What to work on:
Go through the entries below. Copy each line in which "self" appears.

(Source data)
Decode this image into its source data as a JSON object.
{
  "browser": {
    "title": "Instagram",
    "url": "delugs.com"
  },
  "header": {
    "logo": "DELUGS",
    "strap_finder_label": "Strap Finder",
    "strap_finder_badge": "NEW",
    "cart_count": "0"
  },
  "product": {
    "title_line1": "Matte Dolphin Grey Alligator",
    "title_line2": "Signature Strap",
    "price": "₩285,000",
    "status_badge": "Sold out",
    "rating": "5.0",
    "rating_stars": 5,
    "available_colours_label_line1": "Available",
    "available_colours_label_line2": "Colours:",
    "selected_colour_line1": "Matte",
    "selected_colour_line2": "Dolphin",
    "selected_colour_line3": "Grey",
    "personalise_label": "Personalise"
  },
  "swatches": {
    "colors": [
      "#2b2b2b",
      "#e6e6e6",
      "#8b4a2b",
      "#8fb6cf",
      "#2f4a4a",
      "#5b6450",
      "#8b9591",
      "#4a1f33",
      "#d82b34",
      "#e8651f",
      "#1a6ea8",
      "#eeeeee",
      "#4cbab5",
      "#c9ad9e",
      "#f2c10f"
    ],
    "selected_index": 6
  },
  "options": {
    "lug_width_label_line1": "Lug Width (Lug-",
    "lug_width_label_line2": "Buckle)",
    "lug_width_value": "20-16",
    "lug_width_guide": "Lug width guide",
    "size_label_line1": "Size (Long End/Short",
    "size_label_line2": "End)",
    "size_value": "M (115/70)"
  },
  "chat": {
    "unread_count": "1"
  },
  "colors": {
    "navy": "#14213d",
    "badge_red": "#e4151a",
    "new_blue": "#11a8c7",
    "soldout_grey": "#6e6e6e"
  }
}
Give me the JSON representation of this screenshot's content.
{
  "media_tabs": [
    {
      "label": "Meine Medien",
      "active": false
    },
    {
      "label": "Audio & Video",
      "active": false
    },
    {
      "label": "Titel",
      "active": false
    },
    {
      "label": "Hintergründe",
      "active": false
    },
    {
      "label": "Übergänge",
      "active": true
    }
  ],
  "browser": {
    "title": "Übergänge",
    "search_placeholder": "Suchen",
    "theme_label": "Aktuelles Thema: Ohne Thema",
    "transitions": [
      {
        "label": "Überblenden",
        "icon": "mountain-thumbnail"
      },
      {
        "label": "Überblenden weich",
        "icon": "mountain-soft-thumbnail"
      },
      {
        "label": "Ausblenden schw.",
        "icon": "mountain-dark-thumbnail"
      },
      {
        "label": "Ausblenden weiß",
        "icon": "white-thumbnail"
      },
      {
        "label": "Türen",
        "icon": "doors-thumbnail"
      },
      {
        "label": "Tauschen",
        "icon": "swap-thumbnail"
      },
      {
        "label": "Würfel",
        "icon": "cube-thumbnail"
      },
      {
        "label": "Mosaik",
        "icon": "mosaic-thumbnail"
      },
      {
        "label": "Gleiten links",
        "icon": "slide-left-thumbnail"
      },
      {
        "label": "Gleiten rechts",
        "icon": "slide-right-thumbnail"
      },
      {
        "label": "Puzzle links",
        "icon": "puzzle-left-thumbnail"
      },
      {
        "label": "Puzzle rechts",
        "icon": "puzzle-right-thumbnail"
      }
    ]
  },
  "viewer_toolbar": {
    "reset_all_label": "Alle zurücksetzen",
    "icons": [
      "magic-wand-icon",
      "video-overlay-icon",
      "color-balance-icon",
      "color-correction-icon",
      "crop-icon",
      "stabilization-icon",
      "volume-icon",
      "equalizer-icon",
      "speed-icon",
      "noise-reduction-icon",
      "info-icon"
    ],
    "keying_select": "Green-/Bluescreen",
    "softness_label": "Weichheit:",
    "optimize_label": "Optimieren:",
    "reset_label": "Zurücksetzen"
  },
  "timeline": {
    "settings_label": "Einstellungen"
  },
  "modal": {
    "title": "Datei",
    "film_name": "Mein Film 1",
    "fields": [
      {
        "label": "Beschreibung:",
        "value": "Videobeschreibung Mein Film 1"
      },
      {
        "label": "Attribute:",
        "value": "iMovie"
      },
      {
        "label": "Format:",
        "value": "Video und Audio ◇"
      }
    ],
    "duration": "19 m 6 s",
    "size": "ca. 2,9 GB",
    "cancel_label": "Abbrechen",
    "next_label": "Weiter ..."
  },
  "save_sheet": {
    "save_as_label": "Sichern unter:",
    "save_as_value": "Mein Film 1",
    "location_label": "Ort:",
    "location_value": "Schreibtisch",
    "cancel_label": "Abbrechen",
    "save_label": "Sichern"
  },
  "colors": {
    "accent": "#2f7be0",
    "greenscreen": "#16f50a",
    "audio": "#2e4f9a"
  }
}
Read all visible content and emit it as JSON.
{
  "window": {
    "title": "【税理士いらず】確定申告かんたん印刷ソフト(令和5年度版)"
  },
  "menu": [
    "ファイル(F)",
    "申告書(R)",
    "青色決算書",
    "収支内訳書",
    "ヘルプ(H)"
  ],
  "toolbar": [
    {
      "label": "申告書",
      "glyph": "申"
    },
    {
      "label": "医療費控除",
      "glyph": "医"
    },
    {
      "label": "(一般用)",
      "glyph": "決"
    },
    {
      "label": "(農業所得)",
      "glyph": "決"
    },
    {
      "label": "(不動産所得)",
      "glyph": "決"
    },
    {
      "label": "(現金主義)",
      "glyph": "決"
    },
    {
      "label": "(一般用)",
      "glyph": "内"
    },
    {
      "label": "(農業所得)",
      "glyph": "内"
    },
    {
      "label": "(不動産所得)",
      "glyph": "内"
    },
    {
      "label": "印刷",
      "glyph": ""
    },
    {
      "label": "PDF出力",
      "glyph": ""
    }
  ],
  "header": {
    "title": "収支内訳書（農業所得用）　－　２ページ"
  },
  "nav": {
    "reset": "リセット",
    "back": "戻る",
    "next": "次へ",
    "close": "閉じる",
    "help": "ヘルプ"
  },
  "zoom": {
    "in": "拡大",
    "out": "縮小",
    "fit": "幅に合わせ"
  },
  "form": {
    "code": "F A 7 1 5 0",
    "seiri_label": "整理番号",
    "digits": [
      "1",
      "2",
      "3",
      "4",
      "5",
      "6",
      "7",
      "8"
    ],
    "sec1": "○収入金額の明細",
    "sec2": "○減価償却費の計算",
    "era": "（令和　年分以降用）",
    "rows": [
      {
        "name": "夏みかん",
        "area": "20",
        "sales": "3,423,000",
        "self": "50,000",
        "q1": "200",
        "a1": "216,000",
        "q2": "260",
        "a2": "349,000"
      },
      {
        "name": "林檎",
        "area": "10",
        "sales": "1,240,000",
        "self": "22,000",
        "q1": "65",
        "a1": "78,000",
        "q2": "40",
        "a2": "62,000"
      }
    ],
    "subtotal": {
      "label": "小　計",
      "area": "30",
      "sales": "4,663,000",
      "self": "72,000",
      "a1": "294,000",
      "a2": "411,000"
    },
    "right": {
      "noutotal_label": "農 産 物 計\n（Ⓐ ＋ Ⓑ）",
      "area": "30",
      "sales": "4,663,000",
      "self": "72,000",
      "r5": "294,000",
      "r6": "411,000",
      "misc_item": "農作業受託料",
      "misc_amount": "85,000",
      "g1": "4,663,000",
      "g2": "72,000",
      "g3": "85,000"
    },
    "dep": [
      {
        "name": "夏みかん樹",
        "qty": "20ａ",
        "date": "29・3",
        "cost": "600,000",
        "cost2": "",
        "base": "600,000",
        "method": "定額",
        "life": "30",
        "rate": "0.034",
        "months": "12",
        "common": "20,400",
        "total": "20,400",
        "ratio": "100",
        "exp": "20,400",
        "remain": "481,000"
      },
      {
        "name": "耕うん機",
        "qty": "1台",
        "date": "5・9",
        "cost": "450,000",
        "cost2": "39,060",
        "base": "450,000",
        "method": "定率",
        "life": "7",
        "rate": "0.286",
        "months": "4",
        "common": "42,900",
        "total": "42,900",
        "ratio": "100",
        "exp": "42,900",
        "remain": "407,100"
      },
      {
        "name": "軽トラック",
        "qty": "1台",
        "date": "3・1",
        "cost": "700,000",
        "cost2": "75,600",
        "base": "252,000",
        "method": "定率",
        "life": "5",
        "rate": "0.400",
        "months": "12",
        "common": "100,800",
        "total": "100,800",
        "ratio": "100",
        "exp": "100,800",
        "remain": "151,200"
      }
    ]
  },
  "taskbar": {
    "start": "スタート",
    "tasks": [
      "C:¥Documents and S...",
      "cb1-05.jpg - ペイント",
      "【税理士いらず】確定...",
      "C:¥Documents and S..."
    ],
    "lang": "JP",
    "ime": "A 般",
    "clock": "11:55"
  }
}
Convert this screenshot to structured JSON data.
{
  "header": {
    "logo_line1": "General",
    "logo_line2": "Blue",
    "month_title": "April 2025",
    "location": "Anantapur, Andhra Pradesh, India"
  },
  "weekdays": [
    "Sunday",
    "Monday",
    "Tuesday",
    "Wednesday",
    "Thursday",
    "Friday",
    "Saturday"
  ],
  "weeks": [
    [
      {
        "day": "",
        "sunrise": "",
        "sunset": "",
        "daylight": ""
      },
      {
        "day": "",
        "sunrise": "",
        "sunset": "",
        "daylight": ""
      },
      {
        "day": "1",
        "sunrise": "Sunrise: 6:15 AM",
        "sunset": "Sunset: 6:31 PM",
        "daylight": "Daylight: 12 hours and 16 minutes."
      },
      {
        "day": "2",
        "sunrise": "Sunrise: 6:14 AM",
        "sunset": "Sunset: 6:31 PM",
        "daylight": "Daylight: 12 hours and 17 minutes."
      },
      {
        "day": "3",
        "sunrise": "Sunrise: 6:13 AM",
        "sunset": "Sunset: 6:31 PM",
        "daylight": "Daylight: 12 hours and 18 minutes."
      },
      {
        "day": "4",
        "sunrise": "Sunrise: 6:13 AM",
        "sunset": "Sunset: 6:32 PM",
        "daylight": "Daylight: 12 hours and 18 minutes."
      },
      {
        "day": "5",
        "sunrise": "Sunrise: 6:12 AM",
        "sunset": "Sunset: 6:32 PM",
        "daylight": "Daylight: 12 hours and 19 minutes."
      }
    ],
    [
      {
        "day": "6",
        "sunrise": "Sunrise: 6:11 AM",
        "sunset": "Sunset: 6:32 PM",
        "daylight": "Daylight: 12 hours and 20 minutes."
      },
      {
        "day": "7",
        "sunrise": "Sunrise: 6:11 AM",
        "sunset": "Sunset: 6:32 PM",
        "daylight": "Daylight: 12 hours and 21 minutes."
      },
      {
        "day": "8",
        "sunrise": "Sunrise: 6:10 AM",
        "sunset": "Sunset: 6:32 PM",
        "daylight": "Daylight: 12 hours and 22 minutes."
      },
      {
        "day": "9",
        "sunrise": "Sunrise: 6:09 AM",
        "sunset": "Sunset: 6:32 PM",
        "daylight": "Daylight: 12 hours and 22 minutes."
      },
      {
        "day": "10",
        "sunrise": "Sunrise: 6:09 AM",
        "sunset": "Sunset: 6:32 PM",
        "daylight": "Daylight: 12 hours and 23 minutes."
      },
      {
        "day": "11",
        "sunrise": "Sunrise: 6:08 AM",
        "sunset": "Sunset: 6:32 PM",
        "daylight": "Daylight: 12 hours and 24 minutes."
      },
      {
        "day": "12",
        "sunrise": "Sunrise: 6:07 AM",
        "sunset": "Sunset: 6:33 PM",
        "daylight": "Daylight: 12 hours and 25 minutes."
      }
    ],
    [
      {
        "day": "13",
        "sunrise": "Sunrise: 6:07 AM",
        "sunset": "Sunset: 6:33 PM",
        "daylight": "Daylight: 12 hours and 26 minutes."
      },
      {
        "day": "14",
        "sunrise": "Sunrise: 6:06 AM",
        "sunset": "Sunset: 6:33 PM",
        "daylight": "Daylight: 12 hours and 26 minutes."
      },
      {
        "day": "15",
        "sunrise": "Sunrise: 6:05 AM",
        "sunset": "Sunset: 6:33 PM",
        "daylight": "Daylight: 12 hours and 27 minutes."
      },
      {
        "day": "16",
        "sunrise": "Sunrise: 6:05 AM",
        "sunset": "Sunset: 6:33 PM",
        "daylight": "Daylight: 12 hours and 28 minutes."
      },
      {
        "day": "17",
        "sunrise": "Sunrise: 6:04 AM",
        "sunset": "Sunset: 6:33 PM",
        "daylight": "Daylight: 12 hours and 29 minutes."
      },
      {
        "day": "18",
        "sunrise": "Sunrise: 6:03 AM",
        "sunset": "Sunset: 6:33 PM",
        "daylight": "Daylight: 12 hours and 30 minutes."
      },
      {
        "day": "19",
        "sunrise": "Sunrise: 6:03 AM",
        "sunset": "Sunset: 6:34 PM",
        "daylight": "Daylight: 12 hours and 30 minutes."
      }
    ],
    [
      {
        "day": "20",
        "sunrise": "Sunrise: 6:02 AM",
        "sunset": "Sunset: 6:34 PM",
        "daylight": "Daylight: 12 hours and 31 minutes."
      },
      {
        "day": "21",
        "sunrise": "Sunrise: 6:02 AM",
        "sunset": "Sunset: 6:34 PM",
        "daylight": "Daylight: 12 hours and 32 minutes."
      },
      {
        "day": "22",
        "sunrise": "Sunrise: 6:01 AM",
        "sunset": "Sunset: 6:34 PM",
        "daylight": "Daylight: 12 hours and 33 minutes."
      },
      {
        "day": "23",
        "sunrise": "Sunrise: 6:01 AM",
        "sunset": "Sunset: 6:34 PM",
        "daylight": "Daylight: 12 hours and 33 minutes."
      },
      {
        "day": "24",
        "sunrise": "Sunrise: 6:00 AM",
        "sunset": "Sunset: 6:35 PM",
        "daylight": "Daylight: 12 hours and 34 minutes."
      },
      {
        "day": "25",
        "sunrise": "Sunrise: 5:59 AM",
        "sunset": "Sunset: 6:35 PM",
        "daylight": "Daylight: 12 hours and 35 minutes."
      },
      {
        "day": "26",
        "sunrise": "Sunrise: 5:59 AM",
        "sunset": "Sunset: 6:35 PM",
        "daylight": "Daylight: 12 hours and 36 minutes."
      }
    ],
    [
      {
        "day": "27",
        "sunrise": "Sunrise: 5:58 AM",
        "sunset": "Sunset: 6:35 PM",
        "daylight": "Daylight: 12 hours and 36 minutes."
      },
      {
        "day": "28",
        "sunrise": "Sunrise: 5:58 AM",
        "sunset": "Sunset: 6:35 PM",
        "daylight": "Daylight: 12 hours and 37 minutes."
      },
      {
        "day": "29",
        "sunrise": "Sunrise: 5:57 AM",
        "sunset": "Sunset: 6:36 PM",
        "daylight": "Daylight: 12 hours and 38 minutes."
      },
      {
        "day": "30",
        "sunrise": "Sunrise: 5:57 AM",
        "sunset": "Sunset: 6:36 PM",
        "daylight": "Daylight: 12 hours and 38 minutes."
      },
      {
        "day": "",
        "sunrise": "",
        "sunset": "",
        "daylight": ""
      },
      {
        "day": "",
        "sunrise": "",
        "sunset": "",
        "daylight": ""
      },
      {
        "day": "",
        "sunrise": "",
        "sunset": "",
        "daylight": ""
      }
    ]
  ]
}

Answer to the problem:
        "self": "50,000",
        "self": "22,000",
      "self": "72,000",
      "self": "72,000",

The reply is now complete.